- **Description of the task**: From the records, return each line that has the word "icon" in it.

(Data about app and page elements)

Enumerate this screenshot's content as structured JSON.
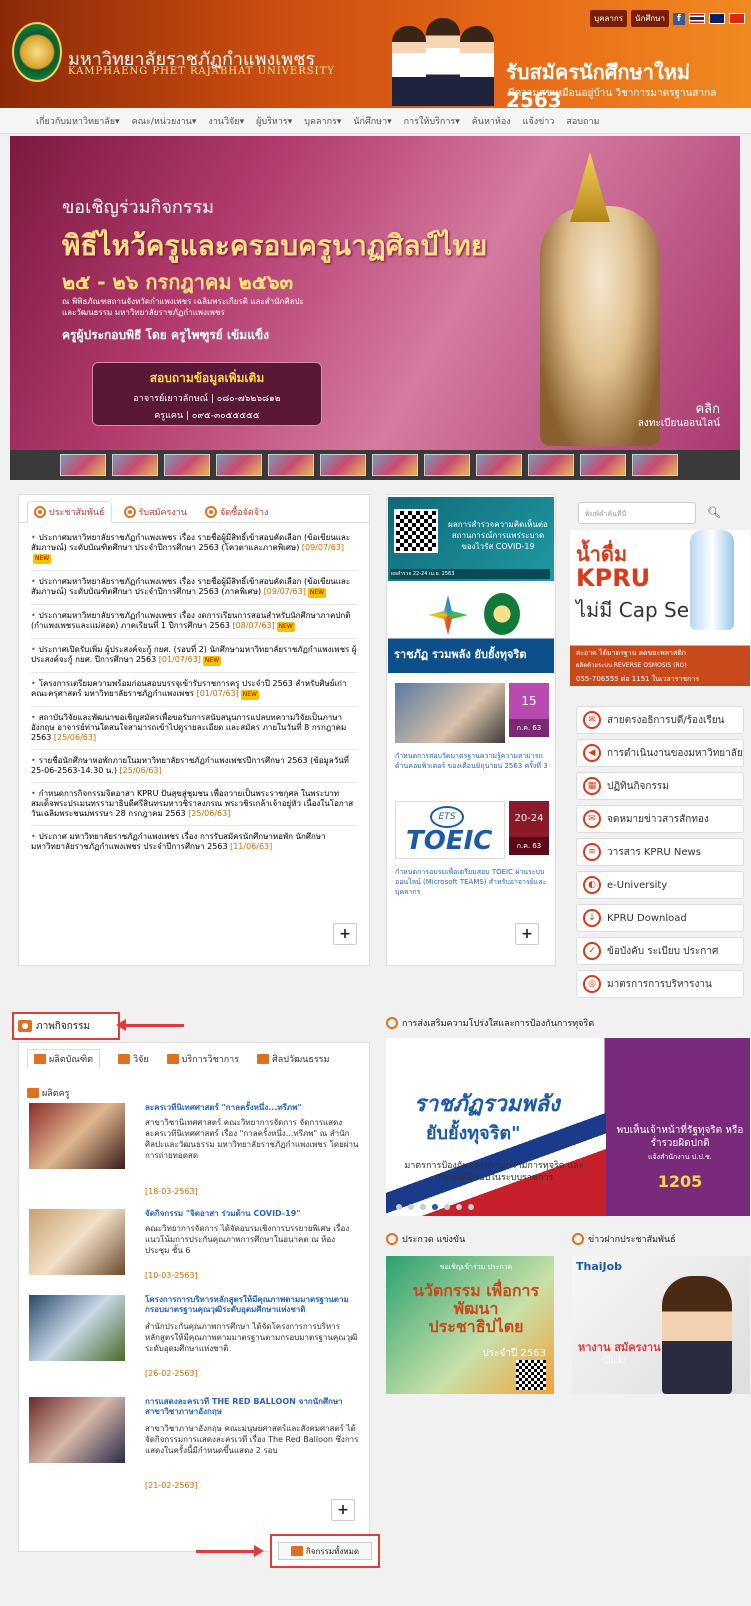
{
  "header": {
    "uni_th": "มหาวิทยาลัยราชภัฏกำแพงเพชร",
    "uni_en": "KAMPHAENG PHET RAJABHAT UNIVERSITY",
    "top_links": [
      "บุคลากร",
      "นักศึกษา"
    ],
    "recruit_title": "รับสมัครนักศึกษาใหม่ 2563",
    "recruit_sub": "มีความสุขเหมือนอยู่บ้าน วิชาการมาตรฐานสากล"
  },
  "nav": [
    "เกี่ยวกับมหาวิทยาลัย",
    "คณะ/หน่วยงาน",
    "งานวิจัย",
    "ผู้บริหาร",
    "บุคลากร",
    "นักศึกษา",
    "การให้บริการ",
    "ค้นหาห้อง",
    "แจ้งข่าว",
    "สอบถาม"
  ],
  "banner": {
    "invite": "ขอเชิญร่วมกิจกรรม",
    "title": "พิธีไหว้ครูและครอบครูนาฏศิลป์ไทย",
    "date": "๒๕ - ๒๖ กรกฎาคม ๒๕๖๓",
    "venue": "ณ พิพิธภัณฑสถานจังหวัดกำแพงเพชร เฉลิมพระเกียรติ และสำนักศิลปะและวัฒนธรรม มหาวิทยาลัยราชภัฏกำแพงเพชร",
    "host": "ครูผู้ประกอบพิธี โดย ครูไพฑูรย์ เข้มแข็ง",
    "box_title": "สอบถามข้อมูลเพิ่มเติม",
    "box_l1": "อาจารย์เยาวลักษณ์ | ๐๘๐-๗๖๒๖๘๑๒",
    "box_l2": "ครูแคน | ๐๙๕-๓๐๕๕๕๕๕",
    "click": "คลิก",
    "click_sub": "ลงทะเบียนออนไลน์"
  },
  "pr": {
    "tabs": [
      "ประชาสัมพันธ์",
      "รับสมัครงาน",
      "จัดซื้อจัดจ้าง"
    ],
    "news": [
      {
        "text": "ประกาศมหาวิทยาลัยราชภัฏกำแพงเพชร เรื่อง รายชื่อผู้มีสิทธิ์เข้าสอบคัดเลือก (ข้อเขียนและสัมภาษณ์) ระดับบัณฑิตศึกษา ประจำปีการศึกษา 2563 (โควตาและภาคพิเศษ)",
        "date": "[09/07/63]"
      },
      {
        "text": "ประกาศมหาวิทยาลัยราชภัฏกำแพงเพชร เรื่อง รายชื่อผู้มีสิทธิ์เข้าสอบคัดเลือก (ข้อเขียนและสัมภาษณ์) ระดับบัณฑิตศึกษา ประจำปีการศึกษา 2563 (ภาคพิเศษ)",
        "date": "[09/07/63]"
      },
      {
        "text": "ประกาศมหาวิทยาลัยราชภัฏกำแพงเพชร เรื่อง งดการเรียนการสอนสำหรับนักศึกษาภาคปกติ (กำแพงเพชรและแม่สอด) ภาคเรียนที่ 1 ปีการศึกษา 2563",
        "date": "[08/07/63]"
      },
      {
        "text": "ประกาศเปิดรับเพิ่ม ผู้ประสงค์จะกู้ กยศ. (รอบที่ 2) นักศึกษามหาวิทยาลัยราชภัฏกำแพงเพชร ผู้ประสงค์จะกู้ กยศ. ปีการศึกษา 2563",
        "date": "[01/07/63]"
      },
      {
        "text": "โครงการเตรียมความพร้อมก่อนสอบบรรจุเข้ารับราชการครู ประจำปี 2563 สำหรับศิษย์เก่าคณะครุศาสตร์ มหาวิทยาลัยราชภัฏกำแพงเพชร",
        "date": "[01/07/63]"
      },
      {
        "text": "สถาบันวิจัยและพัฒนาขอเชิญสมัครเพื่อขอรับการสนับสนุนการแปลบทความวิจัยเป็นภาษาอังกฤษ อาจารย์ท่านใดสนใจสามารถเข้าไปดูรายละเอียด และสมัคร ภายในวันที่ 8 กรกฎาคม 2563",
        "date": "[25/06/63]"
      },
      {
        "text": "รายชื่อนักศึกษาหอพักภายในมหาวิทยาลัยราชภัฏกำแพงเพชรปีการศึกษา 2563 (ข้อมูลวันที่ 25-06-2563-14.30 น.)",
        "date": "[25/06/63]"
      },
      {
        "text": "กำหนดการกิจกรรมจิตอาสา KPRU ปันสุขสู่ชุมชน เพื่อถวายเป็นพระราชกุศล ในพระบาทสมเด็จพระปรเมนทรรามาธิบดีศรีสินทรมหาวชิราลงกรณ พระวชิรเกล้าเจ้าอยู่หัว เนื่องในโอกาสวันเฉลิมพระชนมพรรษา 28 กรกฎาคม 2563",
        "date": "[25/06/63]"
      },
      {
        "text": "ประกาศ มหาวิทยาลัยราชภัฏกำแพงเพชร เรื่อง การรับสมัครนักศึกษาหอพัก นักศึกษา มหาวิทยาลัยราชภัฏกำแพงเพชร ประจำปีการศึกษา 2563",
        "date": "[11/06/63]"
      }
    ]
  },
  "mid": {
    "poll_text": "ผลการสำรวจความคิดเห็นต่อสถานการณ์การแพร่ระบาดของไวรัส COVID-19",
    "poll_date": "ผลสำรวจ 22-24 เม.ย. 2563",
    "anti": "ราชภัฏ รวมพลัง ยับยั้งทุจริต",
    "ev1_num": "15",
    "ev1_mon": "ก.ค. 63",
    "ev1_desc": "กำหนดการสอบวัดมาตรฐานความรู้ความสามารถด้านคอมพิวเตอร์ ของเดือนมิถุนายน 2563 ครั้งที่ 3",
    "ets": "ETS",
    "toeic": "TOEIC",
    "ev2_num": "20-24",
    "ev2_mon": "ก.ค. 63",
    "ev2_desc": "กำหนดการอบรมเพื่อเตรียมสอบ TOEIC ผ่านระบบออนไลน์ (Microsoft TEAMS) สำหรับอาจารย์และบุคลากร"
  },
  "right": {
    "search_placeholder": "พิมพ์คำค้นที่นี่",
    "water_t1": "น้ำดื่ม",
    "water_t2": "KPRU",
    "water_t3": "ไม่มี Cap Seal",
    "water_l1": "สะอาด ได้มาตรฐาน ลดขยะพลาสติก",
    "water_l2": "ผลิตด้วยระบบ REVERSE OSMOSIS (RO)",
    "water_l3": "055-706555 ต่อ 1151 ในเวลาราชการ",
    "links": [
      "สายตรงอธิการบดี/ร้องเรียน",
      "การดำเนินงานของมหาวิทยาลัย",
      "ปฏิทินกิจกรรม",
      "จดหมายข่าวสารสักทอง",
      "วารสาร KPRU News",
      "e-University",
      "KPRU Download",
      "ข้อบังคับ ระเบียบ ประกาศ",
      "มาตรการการบริหารงาน"
    ]
  },
  "activity": {
    "heading": "ภาพกิจกรรม",
    "tabs": [
      "ผลิตบัณฑิต",
      "วิจัย",
      "บริการวิชาการ",
      "ศิลปวัฒนธรรม",
      "ผลิตครู"
    ],
    "items": [
      {
        "title": "ละครเวทีนิเทศศาสตร์ \"กาลครั้งหนึ่ง...ทรีภพ\"",
        "desc": "สาขาวิชานิเทศศาสตร์ คณะวิทยาการจัดการ จัดการแสดงละครเวทีนิเทศศาสตร์ เรื่อง \"กาลครั้งหนึ่ง...ทรีภพ\" ณ สำนักศิลปะและวัฒนธรรม มหาวิทยาลัยราชภัฏกำแพงเพชร โดยผ่านการถ่ายทอดสด",
        "date": "[18-03-2563]"
      },
      {
        "title": "จัดกิจกรรม \"จิตอาสา ร่วมต้าน COVID-19\"",
        "desc": "คณะวิทยาการจัดการ ได้จัดอบรมเชิงการบรรยายพิเศษ เรื่อง แนวโน้มการประกันคุณภาพการศึกษาในอนาคต ณ ห้องประชุม ชั้น 6",
        "date": "[10-03-2563]"
      },
      {
        "title": "โครงการการบริหารหลักสูตรให้มีคุณภาพตามมาตรฐานตามกรอบมาตรฐานคุณวุฒิระดับอุดมศึกษาแห่งชาติ",
        "desc": "สำนักประกันคุณภาพการศึกษา ได้จัดโครงการการบริหารหลักสูตรให้มีคุณภาพตามมาตรฐานตามกรอบมาตรฐานคุณวุฒิระดับอุดมศึกษาแห่งชาติ",
        "date": "[26-02-2563]"
      },
      {
        "title": "การแสดงละครเวที THE RED BALLOON จากนักศึกษาสาขาวิชาภาษาอังกฤษ",
        "desc": "สาขาวิชาภาษาอังกฤษ คณะมนุษยศาสตร์และสังคมศาสตร์ ได้จัดกิจกรรมการแสดงละครเวที เรื่อง The Red Balloon ซึ่งการแสดงในครั้งนี้มีกำหนดขึ้นแสดง 2 รอบ",
        "date": "[21-02-2563]"
      }
    ],
    "all_label": "กิจกรรมทั้งหมด"
  },
  "transparency": {
    "heading": "การส่งเสริมความโปร่งใสและการป้องกันการทุจริต",
    "t1": "ราชภัฏรวมพลัง",
    "t2": "ยับยั้งทุจริต\"",
    "t3": "มาตรการป้องกันและปราบปรามการทุจริต และประพฤติมิชอบในระบบราชการ",
    "r1": "พบเห็นเจ้าหน้าที่รัฐทุจริต หรือร่ำรวยผิดปกติ",
    "r2": "แจ้งสำนักงาน ป.ป.ช.",
    "r3": "1205"
  },
  "contest": {
    "heading": "ประกวด แข่งขัน",
    "t1": "ขอเชิญเข้าร่วม ประกวด",
    "t2": "นวัตกรรม เพื่อการพัฒนา ประชาธิปไตย",
    "t3": "ประจำปี 2563"
  },
  "job": {
    "heading": "ข่าวฝากประชาสัมพันธ์",
    "logo": "ThaiJob",
    "t1": "หางาน สมัครงาน",
    "t2": "Click!"
  }
}
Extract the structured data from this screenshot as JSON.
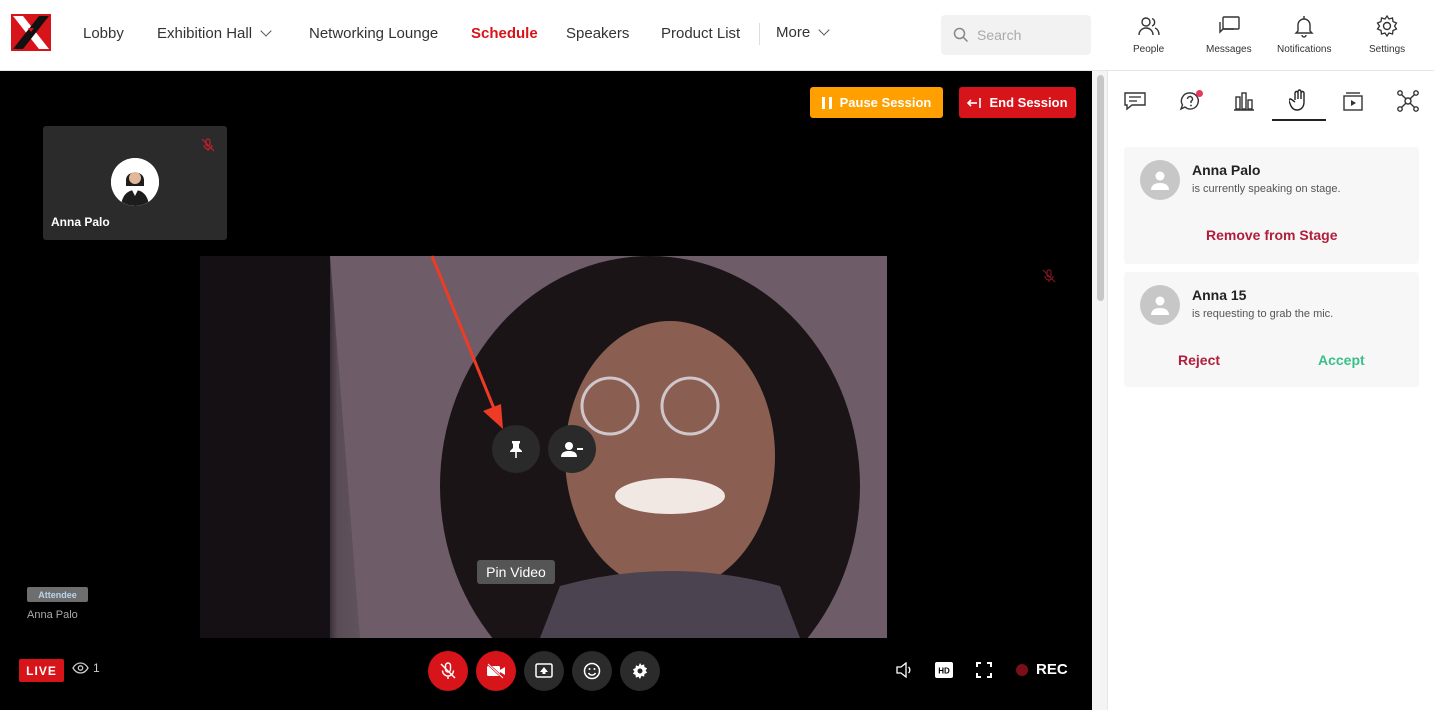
{
  "nav": {
    "items": [
      {
        "label": "Lobby"
      },
      {
        "label": "Exhibition Hall"
      },
      {
        "label": "Networking Lounge"
      },
      {
        "label": "Schedule"
      },
      {
        "label": "Speakers"
      },
      {
        "label": "Product List"
      },
      {
        "label": "More"
      }
    ],
    "active": "Schedule",
    "search_placeholder": "Search",
    "actions": [
      {
        "label": "People",
        "icon": "people-icon"
      },
      {
        "label": "Messages",
        "icon": "messages-icon"
      },
      {
        "label": "Notifications",
        "icon": "bell-icon"
      },
      {
        "label": "Settings",
        "icon": "gear-icon"
      }
    ]
  },
  "stage": {
    "pause_label": "Pause Session",
    "end_label": "End Session",
    "tile_name": "Anna Palo",
    "tooltip": "Pin Video",
    "role_badge": "Attendee",
    "role_name": "Anna Palo",
    "live_label": "LIVE",
    "viewer_count": "1",
    "rec_label": "REC"
  },
  "panel": {
    "tabs": [
      "chat-icon",
      "qna-icon",
      "poll-icon",
      "raise-hand-icon",
      "media-icon",
      "network-icon"
    ],
    "active_tab": "raise-hand-icon",
    "cards": [
      {
        "name": "Anna Palo",
        "desc": "is currently speaking on stage.",
        "action": "Remove from Stage"
      },
      {
        "name": "Anna 15",
        "desc": "is requesting to grab the mic.",
        "reject": "Reject",
        "accept": "Accept"
      }
    ]
  },
  "colors": {
    "brand": "#d7141a",
    "pause": "#ff9f00",
    "accept": "#3ac08a",
    "reject": "#b01e3c"
  }
}
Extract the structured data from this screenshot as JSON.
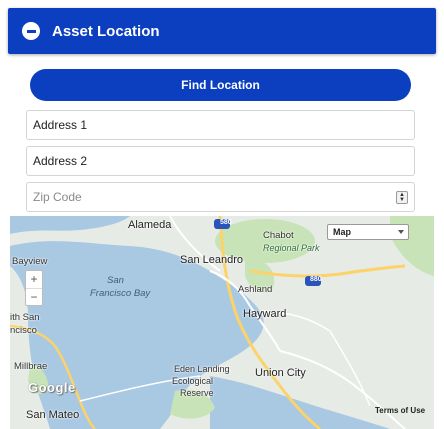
{
  "header": {
    "title": "Asset Location",
    "collapse_icon": "minus-circle-icon"
  },
  "actions": {
    "find_location_label": "Find Location"
  },
  "form": {
    "address1_value": "Address 1",
    "address2_value": "Address 2",
    "zip_placeholder": "Zip Code"
  },
  "map": {
    "type_selected": "Map",
    "terms_label": "Terms of Use",
    "logo_text": "Google",
    "highway_labels": [
      "580",
      "880"
    ],
    "places": {
      "alameda": "Alameda",
      "chabot": "Chabot",
      "regional_park": "Regional Park",
      "san_leandro": "San Leandro",
      "bayview": "Bayview",
      "san": "San",
      "francisco_bay": "Francisco Bay",
      "ashland": "Ashland",
      "hayward": "Hayward",
      "south_san": "ith San",
      "ncisco": "ncisco",
      "millbrae": "Millbrae",
      "san_mateo": "San Mateo",
      "eden_landing": "Eden Landing",
      "ecological": "Ecological",
      "reserve": "Reserve",
      "union_city": "Union City"
    },
    "colors": {
      "water": "#a9c8e2",
      "land": "#e7ebe6",
      "park": "#c8e3b7",
      "highway": "#fbd36a",
      "accent": "#0b3fbf"
    }
  }
}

- **Solved exercise**:
        "icon": "people-icon"
        "icon": "messages-icon"
        "icon": "bell-icon"
        "icon": "gear-icon"
      "chat-icon",
      "qna-icon",
      "poll-icon",
      "raise-hand-icon",
      "media-icon",
      "network-icon"
    "active_tab": "raise-hand-icon",
    "collapse_icon": "minus-circle-icon"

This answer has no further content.